*Required work*. One number, and no other words, should make up the answer: how many lines of the listing contain the string "Анастасия".

*Exercise inputs*.
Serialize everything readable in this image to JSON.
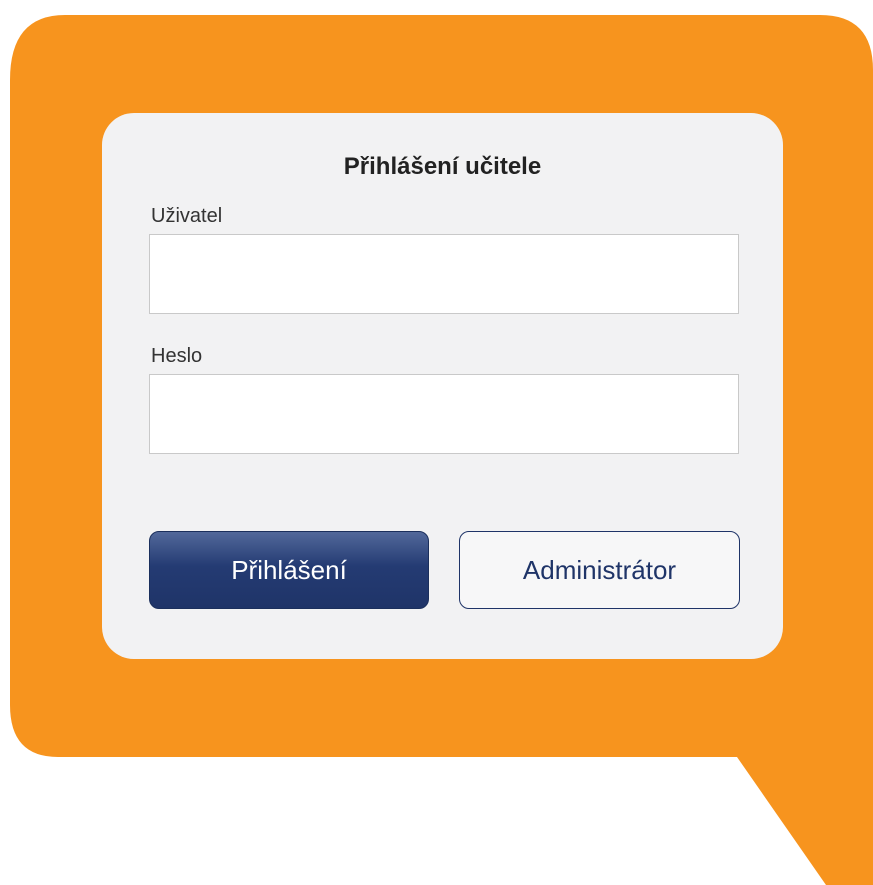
{
  "login_form": {
    "title": "Přihlášení učitele",
    "username_label": "Uživatel",
    "username_value": "",
    "password_label": "Heslo",
    "password_value": "",
    "login_button_label": "Přihlášení",
    "admin_button_label": "Administrátor"
  },
  "colors": {
    "background_accent": "#f7941e",
    "card_background": "#f2f2f3",
    "primary_button": "#243b73",
    "secondary_button_border": "#1f3468"
  },
  "icons": {
    "background_shape": "speech-bubble"
  }
}
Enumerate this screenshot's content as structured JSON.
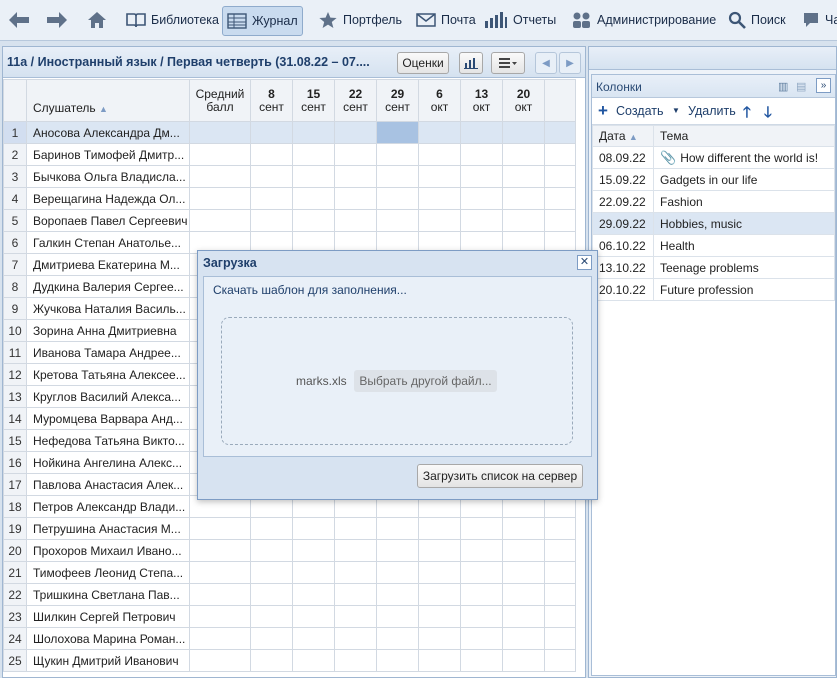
{
  "toolbar": {
    "items": [
      {
        "label": "Библиотека"
      },
      {
        "label": "Журнал"
      },
      {
        "label": "Портфель"
      },
      {
        "label": "Почта"
      },
      {
        "label": "Отчеты"
      },
      {
        "label": "Администрирование"
      },
      {
        "label": "Поиск"
      },
      {
        "label": "Ча"
      }
    ]
  },
  "journal": {
    "title": "11а / Иностранный язык / Первая четверть (31.08.22 – 07....",
    "grades_button": "Оценки",
    "columns": {
      "num": "",
      "name": "Слушатель",
      "avg_line1": "Средний",
      "avg_line2": "балл"
    },
    "dates": [
      {
        "d": "8",
        "m": "сент"
      },
      {
        "d": "15",
        "m": "сент"
      },
      {
        "d": "22",
        "m": "сент"
      },
      {
        "d": "29",
        "m": "сент"
      },
      {
        "d": "6",
        "m": "окт"
      },
      {
        "d": "13",
        "m": "окт"
      },
      {
        "d": "20",
        "m": "окт"
      }
    ],
    "students": [
      "Аносова Александра Дм...",
      "Баринов Тимофей Дмитр...",
      "Бычкова Ольга Владисла...",
      "Верещагина Надежда Ол...",
      "Воропаев Павел Сергеевич",
      "Галкин Степан Анатолье...",
      "Дмитриева Екатерина М...",
      "Дудкина Валерия Сергее...",
      "Жучкова Наталия Василь...",
      "Зорина Анна Дмитриевна",
      "Иванова Тамара Андрее...",
      "Кретова Татьяна Алексее...",
      "Круглов Василий Алекса...",
      "Муромцева Варвара Анд...",
      "Нефедова Татьяна Викто...",
      "Нойкина Ангелина Алекс...",
      "Павлова Анастасия Алек...",
      "Петров Александр Влади...",
      "Петрушина Анастасия М...",
      "Прохоров Михаил Ивано...",
      "Тимофеев Леонид Степа...",
      "Тришкина Светлана Пав...",
      "Шилкин Сергей Петрович",
      "Шолохова Марина Роман...",
      "Щукин Дмитрий Иванович"
    ]
  },
  "columns_panel": {
    "title": "Колонки",
    "create": "Создать",
    "delete": "Удалить",
    "headers": {
      "date": "Дата",
      "topic": "Тема"
    },
    "rows": [
      {
        "date": "08.09.22",
        "topic": "How different the world is!"
      },
      {
        "date": "15.09.22",
        "topic": "Gadgets in our life"
      },
      {
        "date": "22.09.22",
        "topic": "Fashion"
      },
      {
        "date": "29.09.22",
        "topic": "Hobbies, music"
      },
      {
        "date": "06.10.22",
        "topic": "Health"
      },
      {
        "date": "13.10.22",
        "topic": "Teenage problems"
      },
      {
        "date": "20.10.22",
        "topic": "Future profession"
      }
    ]
  },
  "dialog": {
    "title": "Загрузка",
    "template_link": "Скачать шаблон для заполнения...",
    "file_name": "marks.xls",
    "pick_button": "Выбрать другой файл...",
    "upload_button": "Загрузить список на сервер"
  },
  "colors": {
    "accent": "#1f3f6b",
    "selection": "#dbe6f3",
    "date_highlight": "#2255cc"
  }
}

*Task response*. 2